The Christmas period is upon us. While it’s a great time of year, all the festivities mean that it’s also the time that many people get caught drink driving.
Right across Australia, a drink driving charge usually means losing your driver’s licence. In some states the police will suspend it on the spot.
As a professional driver, your licence is your livelihood, and one mistake can be devastating. It’s tempting to think “it will never happen to me, I’m careful.” Unfortunately, most people I work with are shocked to have been over the limit.
There are a few common myths around how to stay under the drink driving limits. People follow these myths, thinking that they’re doing the right thing. Unfortunately they often fall into a trap.
So, in the lead up to the silly season, I hope to help everyone stay safe by pointing out some of the more common pitfalls.
By far the biggest trap that people fall into is trying to count their drinks.
I can understand why people do it. For many years we have been taught the ‘rule of thumb’ that men can have ‘two standard drinks in the first hour and one thereafter’ and women ‘one standard drink in the first hour and one thereafter.’
The unfortunate thing is that in a lot of cases these guidelines don’t work.
Each person processes alcohol differently depending on their body. Even the same person can metabolise alcohol differently on different days, depending on what they’ve eaten, their health, and even weight loss.
It’s also very hard to judge how many standard drinks you’ve had in the real world. At Christmas parties our drinks are often poured by friends, cocktails made for us and glasses topped up. Add to that, many of our favourite Christmas foods contain alcohol that we don’t even take into account.
Unfortunately following the guidelines is not a defence to drink driving.
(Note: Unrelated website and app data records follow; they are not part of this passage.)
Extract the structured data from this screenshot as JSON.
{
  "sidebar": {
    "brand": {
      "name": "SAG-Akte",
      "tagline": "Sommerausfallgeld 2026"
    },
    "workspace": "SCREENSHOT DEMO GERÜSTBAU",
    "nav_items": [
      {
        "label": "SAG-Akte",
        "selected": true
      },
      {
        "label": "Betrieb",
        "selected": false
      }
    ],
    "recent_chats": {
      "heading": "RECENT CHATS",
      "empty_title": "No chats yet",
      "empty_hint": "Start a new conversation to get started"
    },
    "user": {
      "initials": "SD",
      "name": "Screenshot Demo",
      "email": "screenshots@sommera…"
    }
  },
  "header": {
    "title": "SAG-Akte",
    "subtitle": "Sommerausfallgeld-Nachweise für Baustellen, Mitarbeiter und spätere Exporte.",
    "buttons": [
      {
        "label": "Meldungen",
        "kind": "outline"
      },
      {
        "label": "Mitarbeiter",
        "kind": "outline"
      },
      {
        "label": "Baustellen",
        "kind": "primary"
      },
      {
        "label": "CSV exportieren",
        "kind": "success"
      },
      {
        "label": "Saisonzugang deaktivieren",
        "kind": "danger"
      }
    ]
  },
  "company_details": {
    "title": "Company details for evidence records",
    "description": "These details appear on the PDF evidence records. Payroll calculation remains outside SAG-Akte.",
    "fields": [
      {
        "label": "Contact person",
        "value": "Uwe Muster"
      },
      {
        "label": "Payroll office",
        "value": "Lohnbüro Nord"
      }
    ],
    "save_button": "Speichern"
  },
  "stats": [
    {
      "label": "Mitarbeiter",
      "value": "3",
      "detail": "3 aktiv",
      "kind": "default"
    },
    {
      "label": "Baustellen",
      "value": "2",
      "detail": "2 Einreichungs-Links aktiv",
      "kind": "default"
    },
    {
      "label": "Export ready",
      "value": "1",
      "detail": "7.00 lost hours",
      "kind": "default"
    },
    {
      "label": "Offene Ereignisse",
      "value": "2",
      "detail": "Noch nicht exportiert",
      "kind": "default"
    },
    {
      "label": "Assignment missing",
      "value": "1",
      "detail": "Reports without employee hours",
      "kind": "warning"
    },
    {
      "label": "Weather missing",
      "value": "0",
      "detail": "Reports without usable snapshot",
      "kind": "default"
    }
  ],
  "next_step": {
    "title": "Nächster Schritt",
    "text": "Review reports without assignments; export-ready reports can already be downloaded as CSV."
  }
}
Many magistrates don’t even consider it as a mitigation to reduce the penalties.
The morning after
A lot of people are shocked to discover how high their readings are the morning after. There’s something about having a good sleep that lures us into a false sense of security. But, sleep and a morning coffee does not speed up the rate that your body processes alcohol.
Over the Christmas season the morning after is a prime time for people to be caught drink driving. Police are aware of this mistake, so early morning RBTs are common.
For many drivers caught the morning after drinking, the offence is aggravated by the circumstances of their driving. Usually morning after drivers are going about their day, driving kids to morning sports. The presence of passengers in the car, particularly children can result in a higher penalty.
Recently there has been a trend for people to buy their own breathalysers. Unfortunately, this isn’t guaranteed keep you out of trouble; I’ve acted for a few people who have been caught drink driving after diligently using their devices. I have a real soft spot for these clients, as they’re usually the type of person who has gone above and beyond to do the right thing.
There are two main problems with personal breathalysers. The first is that they’re not always accurate. Even the best models need regular calibration to ensure they keep operating well.
The second problem is that the test only gives you a point in time snapshot of your blood alcohol content. Most people who use the devices take one reading as they hop into the car to drive. What they don’t realise is that your body could still be absorbing the alcohol, and therefore your blood alcohol content increasing. So while their reading is under the limit at the time of testing, it continues to increase and go over the legal limit as they drive.
Personal breathalysers can be a great tool for ‘double checking’. But they shouldn’t be used as the main way of staying under the limit.
How to stay safe
The only way to ensure you don’t find yourself in court is to not drive if you plan to have any drinks at all. A good plan B – a designated driver, taxi, staying the night – can save a lot of heartache.
Merry Christmas everyone! We wish you a happy and safe holiday.